Thursday, April 5, 2012

Some Minor Musings To Add To The Conversation About Attracting Talent

At Reimagine Rural, Mike Knutson wants to start a conversation about attracting talent to Rural America.  The ever-loquacious Mr. Heidelberger takes up the conversation here.

Both Cory and Mike reference a a 2008 Wisconsin survey that ranks young people's priorities of attractive elements in a new community.  According to the lists, everyone seems to want to go to places that are affordable and have good schools along with places for family.

To continue to conversation, I'll add one element to the lists Cory publishes: a chance to be creative.

For evidence, I'll offer John Siegel and Victoria Croasdell-Siegl of  New Leipzig, North Dakota.  The couple bought the community's school and use it as a home and workshop for their business, MRISAR, a company which
design[s] and fabricate[s] innovative, interactive exhibits that are featured in world class science centers, museums, universities, NASA-funded exhibitions and by the film and movie industries for inclusion in media productions.
Recently, Leveno hired the company "to create a custom robotic prototype to animate their newest computer for its public release . . . ."  It's a long way from New Leipzig to Las Vegas where Leveno unveiled their computer.  One can safely assume that the only thing that New Leipzig and Las Vegas share is that what happens there stays there.

The couple moved to New Leipzig, population 221, for several reasons:
1. Clean air and water
2. Accessibility and connection to nature.
3. A workable growing climate.
4. Community and government receptivity to [h]umanitarian & [e]nvironmental projects.
5. Community and government receptivity to [e]ducational, [s]cientific, and [a]rtistic projects.
6. Community and government receptivity to the creation of environmentally responsible light industries that would create products to help humanity and the environment and create technology and creatively based jobs and promote workers health and welfare.
7. Community and government receptivity to the creation of projects that aid the local school systems, inspire the youth, help the poor, promote self improvement, encourage people to develop their potential creatively, academically, and through community creative and environmental projects.[emphasis mine]
Schools, safety, and a family friendly environment are certainly important, but MRISAR shows that the opportunity to be creative can also draw talent.

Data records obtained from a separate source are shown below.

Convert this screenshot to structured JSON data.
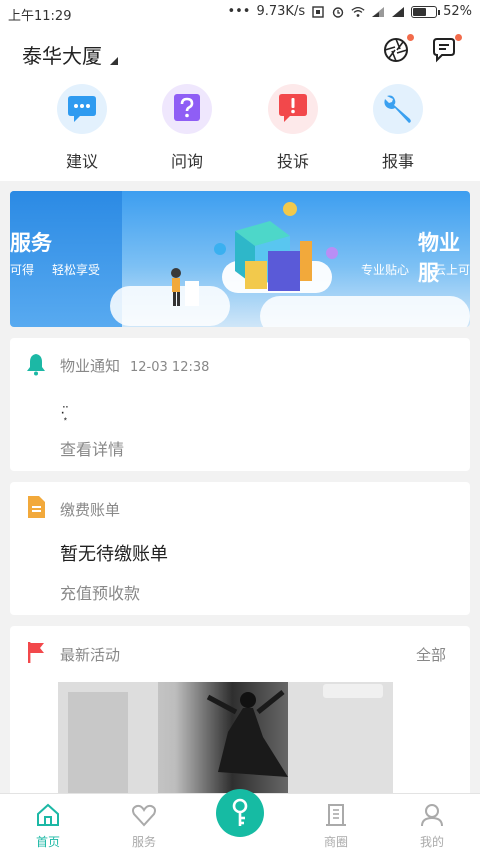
{
  "status_bar": {
    "time": "上午11:29",
    "network_speed": "9.73K/s",
    "battery": "52%"
  },
  "header": {
    "building_name": "泰华大厦"
  },
  "quick_actions": [
    {
      "label": "建议",
      "icon": "chat-bubble-icon",
      "color": "#2f9bf0"
    },
    {
      "label": "问询",
      "icon": "question-icon",
      "color": "#8f5ef5"
    },
    {
      "label": "投诉",
      "icon": "alert-icon",
      "color": "#f2484b"
    },
    {
      "label": "报事",
      "icon": "wrench-icon",
      "color": "#3aa0f0"
    }
  ],
  "banner": {
    "left_title": "服务",
    "left_sub_1": "可得",
    "left_sub_2": "轻松享受",
    "right_title": "物业服",
    "right_sub_1": "专业贴心",
    "right_sub_2": "云上可"
  },
  "notice": {
    "title": "物业通知",
    "time": "12-03 12:38",
    "content": "·͙̈",
    "link": "查看详情"
  },
  "bill": {
    "title": "缴费账单",
    "status": "暂无待缴账单",
    "link": "充值预收款"
  },
  "activity": {
    "title": "最新活动",
    "all_label": "全部"
  },
  "bottom_nav": {
    "items": [
      {
        "label": "首页",
        "icon": "home-icon",
        "active": true
      },
      {
        "label": "服务",
        "icon": "heart-icon",
        "active": false
      },
      {
        "label": "商圈",
        "icon": "building-icon",
        "active": false
      },
      {
        "label": "我的",
        "icon": "user-icon",
        "active": false
      }
    ],
    "center_icon": "key-icon"
  },
  "colors": {
    "accent": "#1cb8a5",
    "notification_dot": "#f26b4b"
  }
}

1 comment:

caheidelberger said...

Yes! Please! Give us towns where creativity is not just tolerated, but encouraged!